### Exercise objective
Print, exactly and completely, every entry in the data.

►

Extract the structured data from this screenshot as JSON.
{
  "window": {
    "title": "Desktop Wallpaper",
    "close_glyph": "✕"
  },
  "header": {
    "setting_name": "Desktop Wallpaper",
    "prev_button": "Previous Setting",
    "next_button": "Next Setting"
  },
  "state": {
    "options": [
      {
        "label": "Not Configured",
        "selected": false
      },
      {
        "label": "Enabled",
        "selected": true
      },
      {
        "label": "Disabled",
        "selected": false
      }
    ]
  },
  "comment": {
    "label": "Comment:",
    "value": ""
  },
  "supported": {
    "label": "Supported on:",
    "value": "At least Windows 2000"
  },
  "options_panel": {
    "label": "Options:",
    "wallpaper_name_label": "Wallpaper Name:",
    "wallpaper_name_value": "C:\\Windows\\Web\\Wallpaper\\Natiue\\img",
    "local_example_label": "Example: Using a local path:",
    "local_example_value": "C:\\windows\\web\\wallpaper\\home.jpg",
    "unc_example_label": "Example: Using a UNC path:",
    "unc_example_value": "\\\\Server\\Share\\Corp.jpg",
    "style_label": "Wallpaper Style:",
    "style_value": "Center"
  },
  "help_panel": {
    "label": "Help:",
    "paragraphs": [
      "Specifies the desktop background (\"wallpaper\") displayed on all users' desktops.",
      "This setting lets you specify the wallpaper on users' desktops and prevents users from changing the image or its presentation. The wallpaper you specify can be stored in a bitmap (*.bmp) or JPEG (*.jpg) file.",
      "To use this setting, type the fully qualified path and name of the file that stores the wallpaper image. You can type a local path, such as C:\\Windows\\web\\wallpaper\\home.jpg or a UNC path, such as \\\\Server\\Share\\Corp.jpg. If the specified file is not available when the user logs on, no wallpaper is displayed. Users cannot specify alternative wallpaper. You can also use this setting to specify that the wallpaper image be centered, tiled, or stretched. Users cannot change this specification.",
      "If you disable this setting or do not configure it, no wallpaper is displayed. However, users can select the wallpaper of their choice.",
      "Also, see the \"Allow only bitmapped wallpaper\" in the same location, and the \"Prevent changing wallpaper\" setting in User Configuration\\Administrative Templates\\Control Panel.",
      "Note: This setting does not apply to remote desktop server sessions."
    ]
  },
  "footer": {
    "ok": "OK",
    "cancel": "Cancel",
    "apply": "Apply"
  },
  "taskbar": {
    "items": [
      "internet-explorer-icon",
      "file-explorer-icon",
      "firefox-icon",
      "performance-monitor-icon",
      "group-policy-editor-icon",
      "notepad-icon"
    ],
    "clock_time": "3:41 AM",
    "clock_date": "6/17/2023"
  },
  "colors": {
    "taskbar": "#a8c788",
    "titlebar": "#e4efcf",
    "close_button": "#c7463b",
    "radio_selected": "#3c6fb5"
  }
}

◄

### Exercise answer
Extract the structured data from this screenshot as JSON.
{
  "window": {
    "title": "Desktop Wallpaper",
    "close_glyph": "✕"
  },
  "header": {
    "setting_name": "Desktop Wallpaper",
    "prev_button": "Previous Setting",
    "next_button": "Next Setting"
  },
  "state": {
    "options": [
      {
        "label": "Not Configured",
        "selected": false
      },
      {
        "label": "Enabled",
        "selected": true
      },
      {
        "label": "Disabled",
        "selected": false
      }
    ]
  },
  "comment": {
    "label": "Comment:",
    "value": ""
  },
  "supported": {
    "label": "Supported on:",
    "value": "At least Windows 2000"
  },
  "options_panel": {
    "label": "Options:",
    "wallpaper_name_label": "Wallpaper Name:",
    "wallpaper_name_value": "C:\\Windows\\Web\\Wallpaper\\Natiue\\img",
    "local_example_label": "Example: Using a local path:",
    "local_example_value": "C:\\windows\\web\\wallpaper\\home.jpg",
    "unc_example_label": "Example: Using a UNC path:",
    "unc_example_value": "\\\\Server\\Share\\Corp.jpg",
    "style_label": "Wallpaper Style:",
    "style_value": "Center"
  },
  "help_panel": {
    "label": "Help:",
    "paragraphs": [
      "Specifies the desktop background (\"wallpaper\") displayed on all users' desktops.",
      "This setting lets you specify the wallpaper on users' desktops and prevents users from changing the image or its presentation. The wallpaper you specify can be stored in a bitmap (*.bmp) or JPEG (*.jpg) file.",
      "To use this setting, type the fully qualified path and name of the file that stores the wallpaper image. You can type a local path, such as C:\\Windows\\web\\wallpaper\\home.jpg or a UNC path, such as \\\\Server\\Share\\Corp.jpg. If the specified file is not available when the user logs on, no wallpaper is displayed. Users cannot specify alternative wallpaper. You can also use this setting to specify that the wallpaper image be centered, tiled, or stretched. Users cannot change this specification.",
      "If you disable this setting or do not configure it, no wallpaper is displayed. However, users can select the wallpaper of their choice.",
      "Also, see the \"Allow only bitmapped wallpaper\" in the same location, and the \"Prevent changing wallpaper\" setting in User Configuration\\Administrative Templates\\Control Panel.",
      "Note: This setting does not apply to remote desktop server sessions."
    ]
  },
  "footer": {
    "ok": "OK",
    "cancel": "Cancel",
    "apply": "Apply"
  },
  "taskbar": {
    "items": [
      "internet-explorer-icon",
      "file-explorer-icon",
      "firefox-icon",
      "performance-monitor-icon",
      "group-policy-editor-icon",
      "notepad-icon"
    ],
    "clock_time": "3:41 AM",
    "clock_date": "6/17/2023"
  },
  "colors": {
    "taskbar": "#a8c788",
    "titlebar": "#e4efcf",
    "close_button": "#c7463b",
    "radio_selected": "#3c6fb5"
  }
}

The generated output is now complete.